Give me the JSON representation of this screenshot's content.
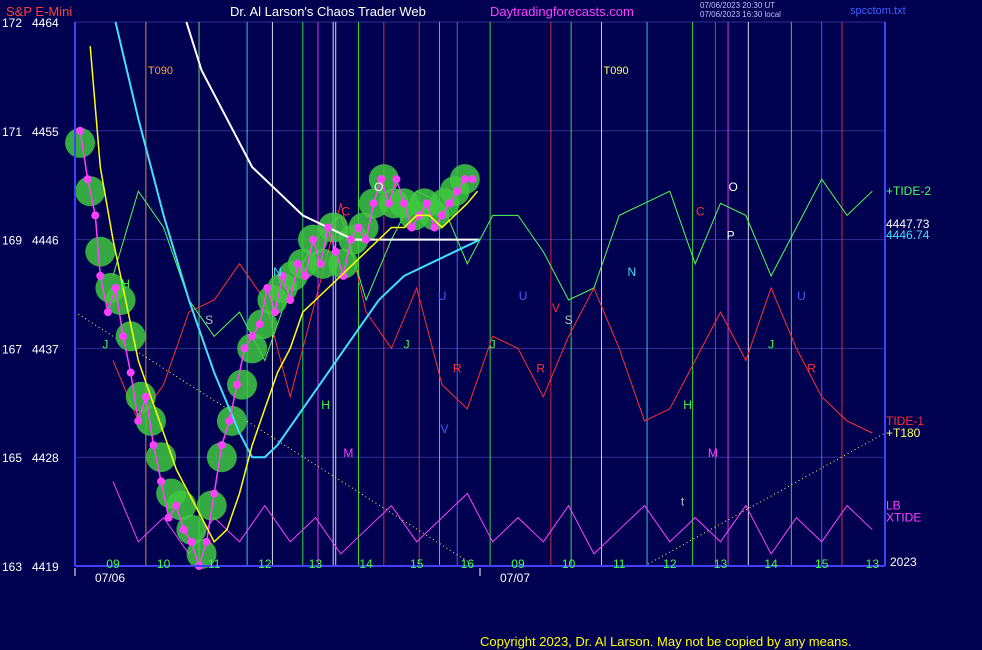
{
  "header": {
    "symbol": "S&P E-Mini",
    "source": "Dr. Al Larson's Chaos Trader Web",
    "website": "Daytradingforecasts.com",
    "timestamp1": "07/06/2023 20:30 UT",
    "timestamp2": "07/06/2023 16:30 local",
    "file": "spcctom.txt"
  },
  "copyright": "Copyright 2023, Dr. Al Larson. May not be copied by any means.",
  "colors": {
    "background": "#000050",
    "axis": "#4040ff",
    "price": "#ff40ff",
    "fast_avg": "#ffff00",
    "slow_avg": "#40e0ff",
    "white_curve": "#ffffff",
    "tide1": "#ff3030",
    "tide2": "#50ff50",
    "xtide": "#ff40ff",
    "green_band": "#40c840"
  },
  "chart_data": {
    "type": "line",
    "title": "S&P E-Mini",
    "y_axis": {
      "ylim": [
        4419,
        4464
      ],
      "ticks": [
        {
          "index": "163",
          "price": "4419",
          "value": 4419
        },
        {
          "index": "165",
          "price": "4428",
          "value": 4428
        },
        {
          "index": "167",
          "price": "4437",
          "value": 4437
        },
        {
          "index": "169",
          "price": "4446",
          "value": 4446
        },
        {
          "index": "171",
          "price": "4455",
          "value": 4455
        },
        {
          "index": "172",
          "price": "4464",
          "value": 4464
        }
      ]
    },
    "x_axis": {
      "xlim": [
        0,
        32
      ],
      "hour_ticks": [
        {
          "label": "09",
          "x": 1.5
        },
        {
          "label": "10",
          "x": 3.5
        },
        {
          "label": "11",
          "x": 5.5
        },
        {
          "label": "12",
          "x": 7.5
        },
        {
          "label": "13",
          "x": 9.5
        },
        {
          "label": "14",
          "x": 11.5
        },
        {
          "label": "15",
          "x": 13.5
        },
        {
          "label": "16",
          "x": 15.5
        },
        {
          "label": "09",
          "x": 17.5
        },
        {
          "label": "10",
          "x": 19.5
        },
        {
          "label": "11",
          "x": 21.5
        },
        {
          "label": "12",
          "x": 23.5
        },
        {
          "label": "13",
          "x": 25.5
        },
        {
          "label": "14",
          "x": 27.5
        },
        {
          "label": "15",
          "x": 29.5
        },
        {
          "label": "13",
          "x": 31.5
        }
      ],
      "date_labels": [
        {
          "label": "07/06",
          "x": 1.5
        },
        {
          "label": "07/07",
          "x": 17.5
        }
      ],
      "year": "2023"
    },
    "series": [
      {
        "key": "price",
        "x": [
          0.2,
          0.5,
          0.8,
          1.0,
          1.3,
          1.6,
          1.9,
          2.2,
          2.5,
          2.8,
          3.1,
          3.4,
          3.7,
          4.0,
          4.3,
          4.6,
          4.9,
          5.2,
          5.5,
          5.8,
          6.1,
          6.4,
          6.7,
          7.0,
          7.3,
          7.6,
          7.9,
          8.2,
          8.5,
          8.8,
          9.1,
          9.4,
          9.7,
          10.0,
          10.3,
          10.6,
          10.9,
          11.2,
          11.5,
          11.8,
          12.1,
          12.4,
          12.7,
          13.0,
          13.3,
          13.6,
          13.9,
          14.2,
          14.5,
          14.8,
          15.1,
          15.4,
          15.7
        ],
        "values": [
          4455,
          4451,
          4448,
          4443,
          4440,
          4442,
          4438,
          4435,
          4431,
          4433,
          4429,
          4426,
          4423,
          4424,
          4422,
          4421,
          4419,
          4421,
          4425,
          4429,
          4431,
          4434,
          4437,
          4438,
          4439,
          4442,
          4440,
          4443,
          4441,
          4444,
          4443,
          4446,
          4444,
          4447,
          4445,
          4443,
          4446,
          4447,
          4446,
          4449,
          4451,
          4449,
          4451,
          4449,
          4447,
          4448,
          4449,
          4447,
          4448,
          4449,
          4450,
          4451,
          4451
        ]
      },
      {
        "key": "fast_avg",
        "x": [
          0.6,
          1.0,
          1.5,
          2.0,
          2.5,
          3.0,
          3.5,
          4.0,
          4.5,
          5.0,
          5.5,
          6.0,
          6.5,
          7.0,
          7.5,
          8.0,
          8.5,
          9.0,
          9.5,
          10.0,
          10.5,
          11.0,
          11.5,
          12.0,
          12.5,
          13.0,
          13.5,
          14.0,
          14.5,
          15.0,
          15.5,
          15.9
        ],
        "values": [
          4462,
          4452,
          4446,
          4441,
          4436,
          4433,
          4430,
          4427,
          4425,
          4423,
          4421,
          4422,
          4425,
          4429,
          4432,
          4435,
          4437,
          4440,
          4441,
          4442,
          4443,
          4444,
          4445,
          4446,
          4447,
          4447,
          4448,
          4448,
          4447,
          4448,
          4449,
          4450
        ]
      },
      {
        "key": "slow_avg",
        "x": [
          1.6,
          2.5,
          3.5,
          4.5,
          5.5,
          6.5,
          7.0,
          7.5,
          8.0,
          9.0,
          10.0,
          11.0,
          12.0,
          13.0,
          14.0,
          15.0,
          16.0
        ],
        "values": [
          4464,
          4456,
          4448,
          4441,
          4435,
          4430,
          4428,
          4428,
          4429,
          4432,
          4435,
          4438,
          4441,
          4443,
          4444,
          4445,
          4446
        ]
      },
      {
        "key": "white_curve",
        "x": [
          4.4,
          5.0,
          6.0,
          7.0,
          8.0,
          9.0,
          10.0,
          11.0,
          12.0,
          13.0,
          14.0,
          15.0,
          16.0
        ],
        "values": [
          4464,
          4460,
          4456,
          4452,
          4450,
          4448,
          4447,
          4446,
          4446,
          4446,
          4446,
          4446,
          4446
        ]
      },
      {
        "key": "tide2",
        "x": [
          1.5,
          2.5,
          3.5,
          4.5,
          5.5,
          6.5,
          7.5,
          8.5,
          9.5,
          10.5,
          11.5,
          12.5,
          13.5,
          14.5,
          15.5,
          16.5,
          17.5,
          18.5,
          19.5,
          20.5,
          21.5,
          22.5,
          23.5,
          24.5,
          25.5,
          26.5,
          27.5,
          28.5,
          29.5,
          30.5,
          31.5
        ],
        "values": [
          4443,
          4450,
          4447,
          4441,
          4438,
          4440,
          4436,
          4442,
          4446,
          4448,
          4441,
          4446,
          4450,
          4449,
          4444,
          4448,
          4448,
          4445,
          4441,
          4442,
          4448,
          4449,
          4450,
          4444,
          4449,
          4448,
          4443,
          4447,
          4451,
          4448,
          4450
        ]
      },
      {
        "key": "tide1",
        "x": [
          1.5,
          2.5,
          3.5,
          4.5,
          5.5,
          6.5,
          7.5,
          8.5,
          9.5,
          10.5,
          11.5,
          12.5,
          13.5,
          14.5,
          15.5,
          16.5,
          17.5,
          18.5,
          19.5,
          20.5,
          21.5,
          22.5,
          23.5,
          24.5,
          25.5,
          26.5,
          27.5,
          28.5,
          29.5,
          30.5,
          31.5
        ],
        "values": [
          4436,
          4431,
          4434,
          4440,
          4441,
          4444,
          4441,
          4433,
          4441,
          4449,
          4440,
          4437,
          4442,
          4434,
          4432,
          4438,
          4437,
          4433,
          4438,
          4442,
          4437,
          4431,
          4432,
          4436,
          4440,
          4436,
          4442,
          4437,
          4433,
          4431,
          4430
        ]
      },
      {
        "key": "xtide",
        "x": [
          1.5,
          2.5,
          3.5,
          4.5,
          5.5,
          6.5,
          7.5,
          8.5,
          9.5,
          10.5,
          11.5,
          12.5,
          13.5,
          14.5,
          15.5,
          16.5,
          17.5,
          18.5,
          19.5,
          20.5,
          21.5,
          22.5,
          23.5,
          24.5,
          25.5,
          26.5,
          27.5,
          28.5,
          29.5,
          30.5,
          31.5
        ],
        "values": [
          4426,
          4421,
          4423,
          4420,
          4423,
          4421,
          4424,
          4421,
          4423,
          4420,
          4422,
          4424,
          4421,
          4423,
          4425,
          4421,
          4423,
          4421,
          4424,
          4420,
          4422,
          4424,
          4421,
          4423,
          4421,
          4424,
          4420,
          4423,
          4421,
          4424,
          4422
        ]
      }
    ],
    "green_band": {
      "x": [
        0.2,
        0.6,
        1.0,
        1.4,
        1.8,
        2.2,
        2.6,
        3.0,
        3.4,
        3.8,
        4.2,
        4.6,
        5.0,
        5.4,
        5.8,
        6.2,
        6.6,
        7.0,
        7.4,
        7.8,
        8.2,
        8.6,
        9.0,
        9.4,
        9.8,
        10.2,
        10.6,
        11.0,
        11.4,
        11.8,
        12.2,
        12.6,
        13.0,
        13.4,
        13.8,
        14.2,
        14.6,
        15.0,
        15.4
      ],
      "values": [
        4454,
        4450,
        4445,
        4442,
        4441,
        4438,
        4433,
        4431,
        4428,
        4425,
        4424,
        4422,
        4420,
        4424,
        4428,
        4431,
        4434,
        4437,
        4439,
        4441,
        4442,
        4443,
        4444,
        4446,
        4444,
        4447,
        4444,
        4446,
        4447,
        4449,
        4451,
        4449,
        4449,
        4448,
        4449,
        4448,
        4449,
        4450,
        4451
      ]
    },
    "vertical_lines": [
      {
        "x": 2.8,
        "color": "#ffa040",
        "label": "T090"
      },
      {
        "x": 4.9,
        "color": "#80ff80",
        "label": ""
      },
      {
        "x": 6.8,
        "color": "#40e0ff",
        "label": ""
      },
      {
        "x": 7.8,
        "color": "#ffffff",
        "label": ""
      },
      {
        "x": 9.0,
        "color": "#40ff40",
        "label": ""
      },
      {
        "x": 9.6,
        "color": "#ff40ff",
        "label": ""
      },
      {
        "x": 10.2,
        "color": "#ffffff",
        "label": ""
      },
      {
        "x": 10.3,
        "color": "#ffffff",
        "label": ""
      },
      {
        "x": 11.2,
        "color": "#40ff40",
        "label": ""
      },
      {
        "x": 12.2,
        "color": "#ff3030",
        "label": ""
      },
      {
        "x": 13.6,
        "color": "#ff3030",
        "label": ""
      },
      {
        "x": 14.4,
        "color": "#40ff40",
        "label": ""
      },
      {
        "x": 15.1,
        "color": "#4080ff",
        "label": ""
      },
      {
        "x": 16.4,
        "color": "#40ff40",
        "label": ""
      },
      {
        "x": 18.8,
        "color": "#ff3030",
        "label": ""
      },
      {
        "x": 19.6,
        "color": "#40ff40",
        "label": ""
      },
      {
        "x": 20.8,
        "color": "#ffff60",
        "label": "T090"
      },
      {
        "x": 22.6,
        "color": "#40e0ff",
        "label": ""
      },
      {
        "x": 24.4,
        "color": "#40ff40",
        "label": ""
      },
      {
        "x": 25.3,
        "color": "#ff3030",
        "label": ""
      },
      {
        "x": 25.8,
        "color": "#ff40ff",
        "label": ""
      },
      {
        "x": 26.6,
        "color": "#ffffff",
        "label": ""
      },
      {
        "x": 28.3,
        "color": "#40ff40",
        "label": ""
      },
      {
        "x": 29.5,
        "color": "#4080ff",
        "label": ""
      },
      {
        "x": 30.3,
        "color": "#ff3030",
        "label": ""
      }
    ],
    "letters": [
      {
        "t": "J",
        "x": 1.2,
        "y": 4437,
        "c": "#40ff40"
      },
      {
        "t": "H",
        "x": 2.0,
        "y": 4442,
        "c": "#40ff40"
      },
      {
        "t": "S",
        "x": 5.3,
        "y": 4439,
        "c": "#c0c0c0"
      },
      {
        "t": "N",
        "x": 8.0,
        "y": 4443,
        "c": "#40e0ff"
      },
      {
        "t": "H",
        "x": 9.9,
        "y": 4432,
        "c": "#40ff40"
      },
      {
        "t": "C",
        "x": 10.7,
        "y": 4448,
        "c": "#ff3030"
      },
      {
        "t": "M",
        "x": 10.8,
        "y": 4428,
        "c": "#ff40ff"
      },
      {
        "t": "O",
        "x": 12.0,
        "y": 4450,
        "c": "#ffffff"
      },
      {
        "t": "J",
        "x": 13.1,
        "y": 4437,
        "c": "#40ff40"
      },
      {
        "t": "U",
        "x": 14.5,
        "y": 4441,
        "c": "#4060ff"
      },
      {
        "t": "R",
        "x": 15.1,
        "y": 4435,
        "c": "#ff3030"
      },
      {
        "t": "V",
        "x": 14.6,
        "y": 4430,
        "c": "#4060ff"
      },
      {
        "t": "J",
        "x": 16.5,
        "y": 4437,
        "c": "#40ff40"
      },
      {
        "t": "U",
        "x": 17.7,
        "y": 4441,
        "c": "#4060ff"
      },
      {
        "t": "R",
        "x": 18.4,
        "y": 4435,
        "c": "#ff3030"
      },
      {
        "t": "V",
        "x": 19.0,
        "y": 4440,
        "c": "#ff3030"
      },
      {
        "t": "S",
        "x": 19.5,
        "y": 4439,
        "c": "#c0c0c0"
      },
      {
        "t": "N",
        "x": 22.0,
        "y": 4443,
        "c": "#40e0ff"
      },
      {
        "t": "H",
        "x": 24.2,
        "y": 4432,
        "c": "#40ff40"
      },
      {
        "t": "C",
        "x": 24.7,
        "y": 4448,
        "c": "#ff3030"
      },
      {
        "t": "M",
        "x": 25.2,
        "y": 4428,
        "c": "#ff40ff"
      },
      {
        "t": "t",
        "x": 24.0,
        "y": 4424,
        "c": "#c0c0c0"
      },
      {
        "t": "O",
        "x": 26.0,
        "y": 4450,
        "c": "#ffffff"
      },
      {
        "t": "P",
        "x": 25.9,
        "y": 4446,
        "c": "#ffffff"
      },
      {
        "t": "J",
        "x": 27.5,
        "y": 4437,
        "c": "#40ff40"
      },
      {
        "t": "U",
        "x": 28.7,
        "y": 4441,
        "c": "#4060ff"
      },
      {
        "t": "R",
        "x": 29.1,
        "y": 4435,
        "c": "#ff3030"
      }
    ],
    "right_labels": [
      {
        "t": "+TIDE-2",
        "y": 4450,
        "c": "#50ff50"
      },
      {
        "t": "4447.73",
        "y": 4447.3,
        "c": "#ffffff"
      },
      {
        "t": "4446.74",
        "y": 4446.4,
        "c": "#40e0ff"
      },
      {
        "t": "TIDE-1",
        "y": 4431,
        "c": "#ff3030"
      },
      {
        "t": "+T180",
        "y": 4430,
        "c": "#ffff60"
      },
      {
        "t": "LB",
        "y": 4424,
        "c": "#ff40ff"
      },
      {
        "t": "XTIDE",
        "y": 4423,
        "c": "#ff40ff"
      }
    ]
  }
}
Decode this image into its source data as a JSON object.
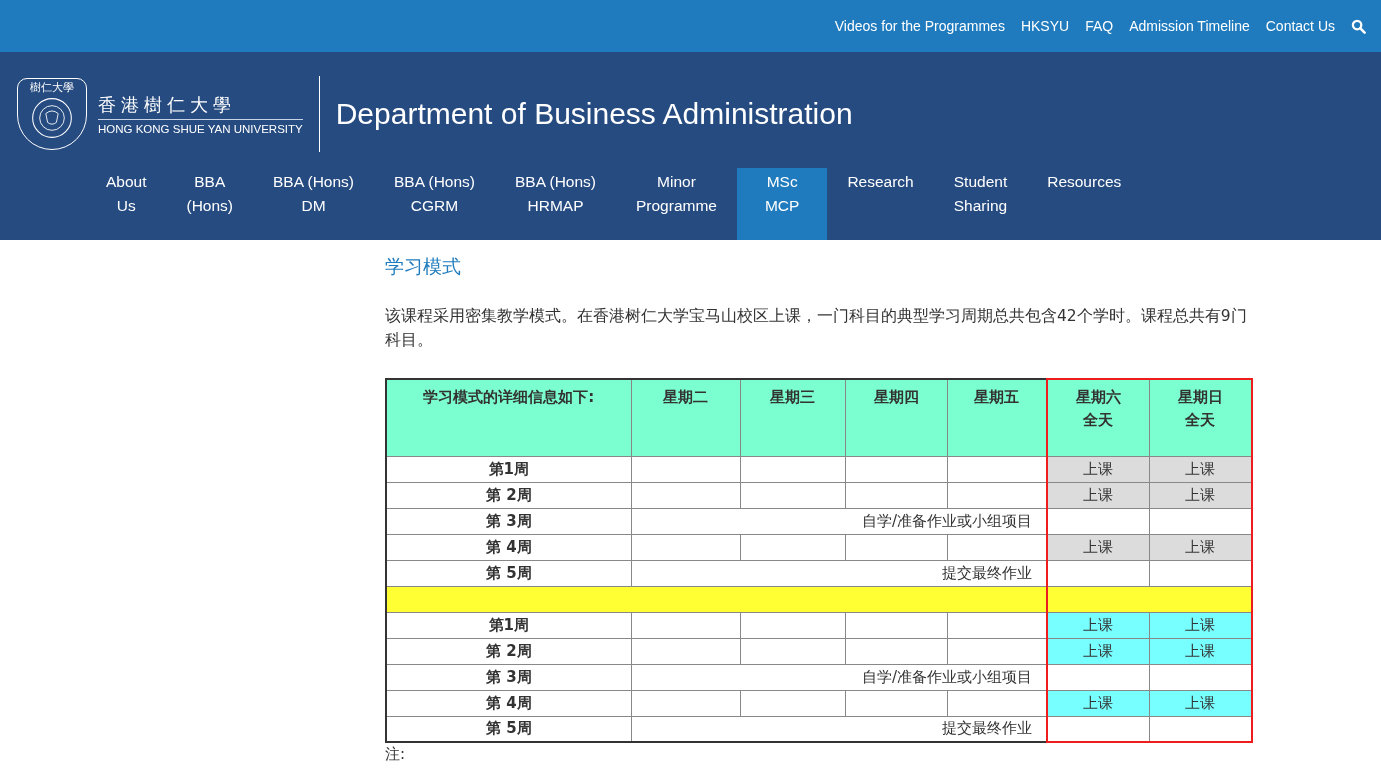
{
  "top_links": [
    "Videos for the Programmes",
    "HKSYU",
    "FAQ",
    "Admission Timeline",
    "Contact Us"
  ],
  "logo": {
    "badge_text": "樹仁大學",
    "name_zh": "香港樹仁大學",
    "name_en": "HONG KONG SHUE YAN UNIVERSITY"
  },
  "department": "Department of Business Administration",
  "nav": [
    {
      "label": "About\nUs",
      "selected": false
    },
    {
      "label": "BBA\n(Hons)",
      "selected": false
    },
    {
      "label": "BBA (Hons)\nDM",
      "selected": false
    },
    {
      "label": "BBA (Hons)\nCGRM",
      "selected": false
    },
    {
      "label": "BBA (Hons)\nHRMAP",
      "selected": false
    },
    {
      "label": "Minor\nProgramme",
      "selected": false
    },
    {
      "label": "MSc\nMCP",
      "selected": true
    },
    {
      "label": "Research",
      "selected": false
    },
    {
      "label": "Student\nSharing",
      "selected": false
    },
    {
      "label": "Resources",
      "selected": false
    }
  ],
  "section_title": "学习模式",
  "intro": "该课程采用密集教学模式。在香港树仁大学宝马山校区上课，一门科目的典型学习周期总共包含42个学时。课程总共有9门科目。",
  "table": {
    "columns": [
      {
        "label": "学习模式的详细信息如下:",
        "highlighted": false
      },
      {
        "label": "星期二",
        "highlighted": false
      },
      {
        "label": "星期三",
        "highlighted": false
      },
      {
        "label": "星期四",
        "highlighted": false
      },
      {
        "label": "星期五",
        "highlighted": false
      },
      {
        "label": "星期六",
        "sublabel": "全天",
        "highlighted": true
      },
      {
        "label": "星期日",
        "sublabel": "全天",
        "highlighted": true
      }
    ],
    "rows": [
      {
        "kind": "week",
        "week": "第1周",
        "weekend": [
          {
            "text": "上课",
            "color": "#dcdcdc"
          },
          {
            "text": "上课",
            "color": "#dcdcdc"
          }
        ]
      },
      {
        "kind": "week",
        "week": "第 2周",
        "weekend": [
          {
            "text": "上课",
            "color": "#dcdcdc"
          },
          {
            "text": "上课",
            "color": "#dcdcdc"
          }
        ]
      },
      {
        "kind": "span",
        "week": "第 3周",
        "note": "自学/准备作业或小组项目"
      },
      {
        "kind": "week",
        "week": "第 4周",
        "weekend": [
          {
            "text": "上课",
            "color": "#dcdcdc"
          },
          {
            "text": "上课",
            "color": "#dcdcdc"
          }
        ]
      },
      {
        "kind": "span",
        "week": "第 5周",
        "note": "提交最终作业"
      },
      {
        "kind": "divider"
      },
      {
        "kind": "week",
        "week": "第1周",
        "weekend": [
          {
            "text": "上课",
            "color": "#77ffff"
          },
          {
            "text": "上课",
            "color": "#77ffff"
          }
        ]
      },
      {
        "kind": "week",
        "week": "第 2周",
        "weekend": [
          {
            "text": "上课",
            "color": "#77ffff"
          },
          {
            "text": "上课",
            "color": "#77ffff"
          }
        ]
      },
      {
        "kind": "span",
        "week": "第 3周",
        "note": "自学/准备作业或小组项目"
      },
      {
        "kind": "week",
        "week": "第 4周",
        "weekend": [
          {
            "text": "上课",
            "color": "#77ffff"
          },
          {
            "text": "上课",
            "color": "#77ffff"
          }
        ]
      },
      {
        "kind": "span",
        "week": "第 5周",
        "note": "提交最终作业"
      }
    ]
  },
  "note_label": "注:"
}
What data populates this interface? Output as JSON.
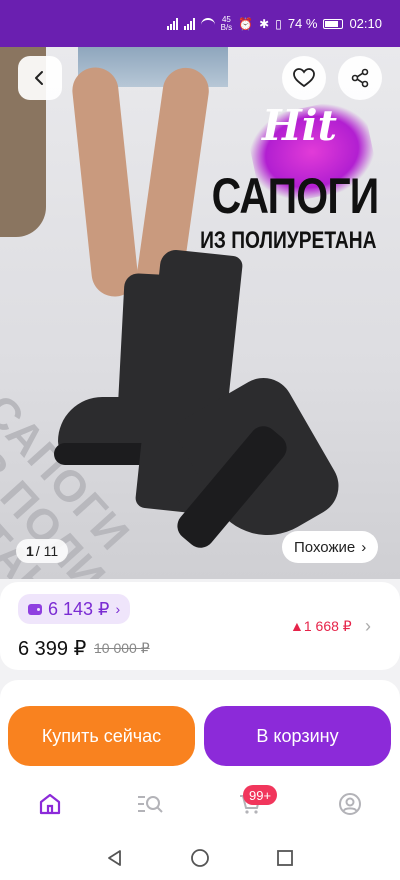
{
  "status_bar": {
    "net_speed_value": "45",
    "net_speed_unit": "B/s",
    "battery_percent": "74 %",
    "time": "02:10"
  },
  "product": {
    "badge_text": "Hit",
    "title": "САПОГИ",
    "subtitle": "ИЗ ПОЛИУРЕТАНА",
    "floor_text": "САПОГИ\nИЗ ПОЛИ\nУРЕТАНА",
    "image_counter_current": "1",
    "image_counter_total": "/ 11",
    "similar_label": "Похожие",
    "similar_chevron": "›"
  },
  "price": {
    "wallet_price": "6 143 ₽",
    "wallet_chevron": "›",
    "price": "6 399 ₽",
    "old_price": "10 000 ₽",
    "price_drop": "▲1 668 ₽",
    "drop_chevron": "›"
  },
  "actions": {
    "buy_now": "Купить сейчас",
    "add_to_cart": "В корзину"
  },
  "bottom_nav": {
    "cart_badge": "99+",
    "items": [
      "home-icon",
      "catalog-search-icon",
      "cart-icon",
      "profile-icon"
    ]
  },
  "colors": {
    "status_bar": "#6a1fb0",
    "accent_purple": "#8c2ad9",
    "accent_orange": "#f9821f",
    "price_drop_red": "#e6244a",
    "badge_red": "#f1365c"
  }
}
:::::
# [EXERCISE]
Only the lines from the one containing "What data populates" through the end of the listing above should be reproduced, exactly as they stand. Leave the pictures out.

# [PROBLEM SOLUTION]
What data populates this interface? Output as JSON.
{
  "status_bar": {
    "net_speed_value": "45",
    "net_speed_unit": "B/s",
    "battery_percent": "74 %",
    "time": "02:10"
  },
  "product": {
    "badge_text": "Hit",
    "title": "САПОГИ",
    "subtitle": "ИЗ ПОЛИУРЕТАНА",
    "floor_text": "САПОГИ\nИЗ ПОЛИ\nУРЕТАНА",
    "image_counter_current": "1",
    "image_counter_total": "/ 11",
    "similar_label": "Похожие",
    "similar_chevron": "›"
  },
  "price": {
    "wallet_price": "6 143 ₽",
    "wallet_chevron": "›",
    "price": "6 399 ₽",
    "old_price": "10 000 ₽",
    "price_drop": "▲1 668 ₽",
    "drop_chevron": "›"
  },
  "actions": {
    "buy_now": "Купить сейчас",
    "add_to_cart": "В корзину"
  },
  "bottom_nav": {
    "cart_badge": "99+",
    "items": [
      "home-icon",
      "catalog-search-icon",
      "cart-icon",
      "profile-icon"
    ]
  },
  "colors": {
    "status_bar": "#6a1fb0",
    "accent_purple": "#8c2ad9",
    "accent_orange": "#f9821f",
    "price_drop_red": "#e6244a",
    "badge_red": "#f1365c"
  }
}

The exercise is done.